• **DATA SUPPLIED**:

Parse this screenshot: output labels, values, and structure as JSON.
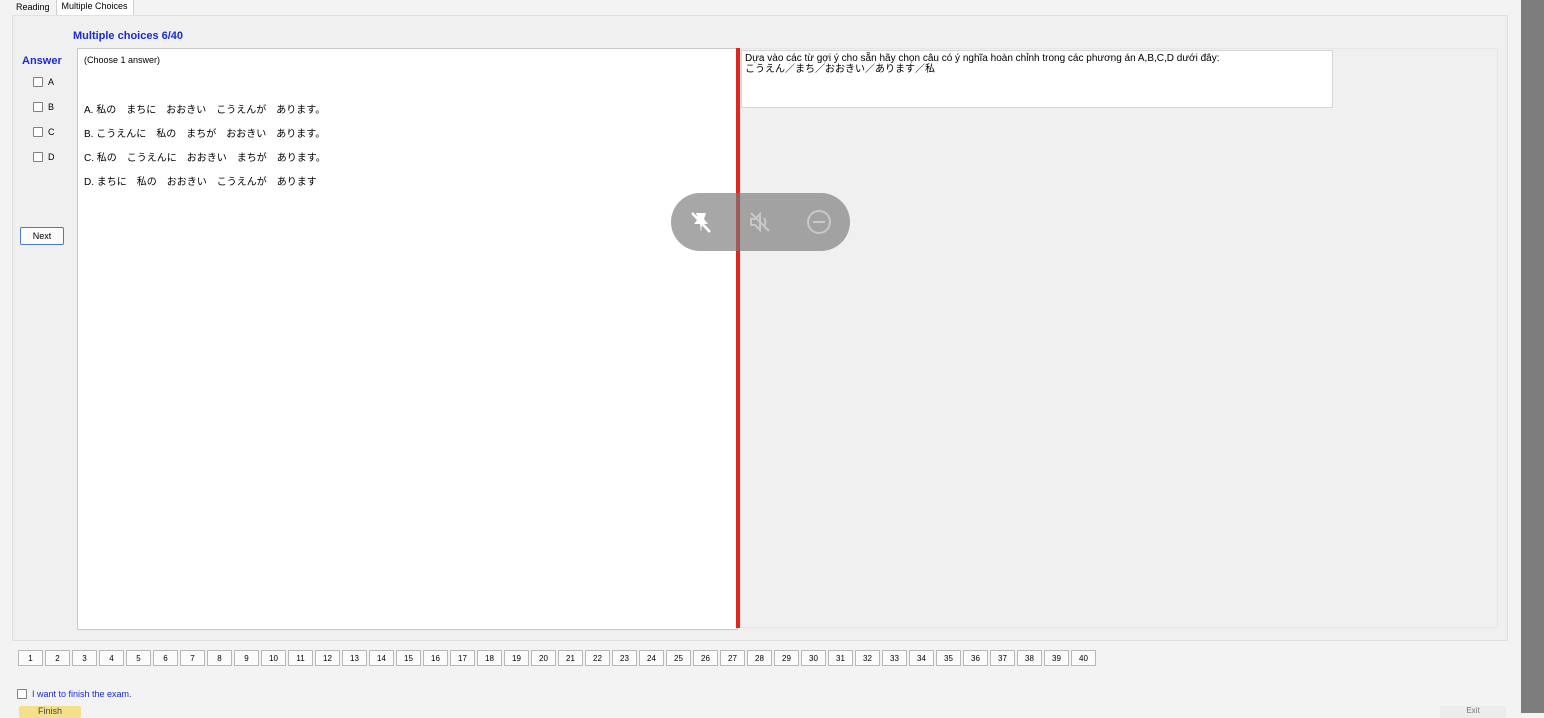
{
  "tabs": [
    "Reading",
    "Multiple Choices"
  ],
  "question_header": "Multiple choices 6/40",
  "answer_label": "Answer",
  "options": [
    "A",
    "B",
    "C",
    "D"
  ],
  "next_label": "Next",
  "choose_instruction": "(Choose 1 answer)",
  "choices": [
    "A. 私の　まちに　おおきい　こうえんが　あります。",
    "B. こうえんに　私の　まちが　おおきい　あります。",
    "C. 私の　こうえんに　おおきい　まちが　あります。",
    "D. まちに　私の　おおきい　こうえんが　あります"
  ],
  "question_text": {
    "line1": "Dựa vào các từ gợi ý cho sẵn hãy chọn câu có ý nghĩa hoàn chỉnh trong các phương án A,B,C,D dưới đây:",
    "line2": "こうえん／まち／おおきい／あります／私"
  },
  "overlay_icons": [
    "unpin-icon",
    "mute-icon",
    "minus-circle-icon"
  ],
  "pages": [
    "1",
    "2",
    "3",
    "4",
    "5",
    "6",
    "7",
    "8",
    "9",
    "10",
    "11",
    "12",
    "13",
    "14",
    "15",
    "16",
    "17",
    "18",
    "19",
    "20",
    "21",
    "22",
    "23",
    "24",
    "25",
    "26",
    "27",
    "28",
    "29",
    "30",
    "31",
    "32",
    "33",
    "34",
    "35",
    "36",
    "37",
    "38",
    "39",
    "40"
  ],
  "finish_checkbox_label": "I want to finish the exam.",
  "finish_button": "Finish",
  "exit_button": "Exit",
  "colors": {
    "accent": "#1c2bd6",
    "divider": "#e0261b",
    "finish": "#f4e08a"
  }
}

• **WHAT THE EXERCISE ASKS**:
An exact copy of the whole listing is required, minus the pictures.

• **ANSWER BELOW**:
Parse this screenshot: output labels, values, and structure as JSON.
{
  "tabs": [
    "Reading",
    "Multiple Choices"
  ],
  "question_header": "Multiple choices 6/40",
  "answer_label": "Answer",
  "options": [
    "A",
    "B",
    "C",
    "D"
  ],
  "next_label": "Next",
  "choose_instruction": "(Choose 1 answer)",
  "choices": [
    "A. 私の　まちに　おおきい　こうえんが　あります。",
    "B. こうえんに　私の　まちが　おおきい　あります。",
    "C. 私の　こうえんに　おおきい　まちが　あります。",
    "D. まちに　私の　おおきい　こうえんが　あります"
  ],
  "question_text": {
    "line1": "Dựa vào các từ gợi ý cho sẵn hãy chọn câu có ý nghĩa hoàn chỉnh trong các phương án A,B,C,D dưới đây:",
    "line2": "こうえん／まち／おおきい／あります／私"
  },
  "overlay_icons": [
    "unpin-icon",
    "mute-icon",
    "minus-circle-icon"
  ],
  "pages": [
    "1",
    "2",
    "3",
    "4",
    "5",
    "6",
    "7",
    "8",
    "9",
    "10",
    "11",
    "12",
    "13",
    "14",
    "15",
    "16",
    "17",
    "18",
    "19",
    "20",
    "21",
    "22",
    "23",
    "24",
    "25",
    "26",
    "27",
    "28",
    "29",
    "30",
    "31",
    "32",
    "33",
    "34",
    "35",
    "36",
    "37",
    "38",
    "39",
    "40"
  ],
  "finish_checkbox_label": "I want to finish the exam.",
  "finish_button": "Finish",
  "exit_button": "Exit",
  "colors": {
    "accent": "#1c2bd6",
    "divider": "#e0261b",
    "finish": "#f4e08a"
  }
}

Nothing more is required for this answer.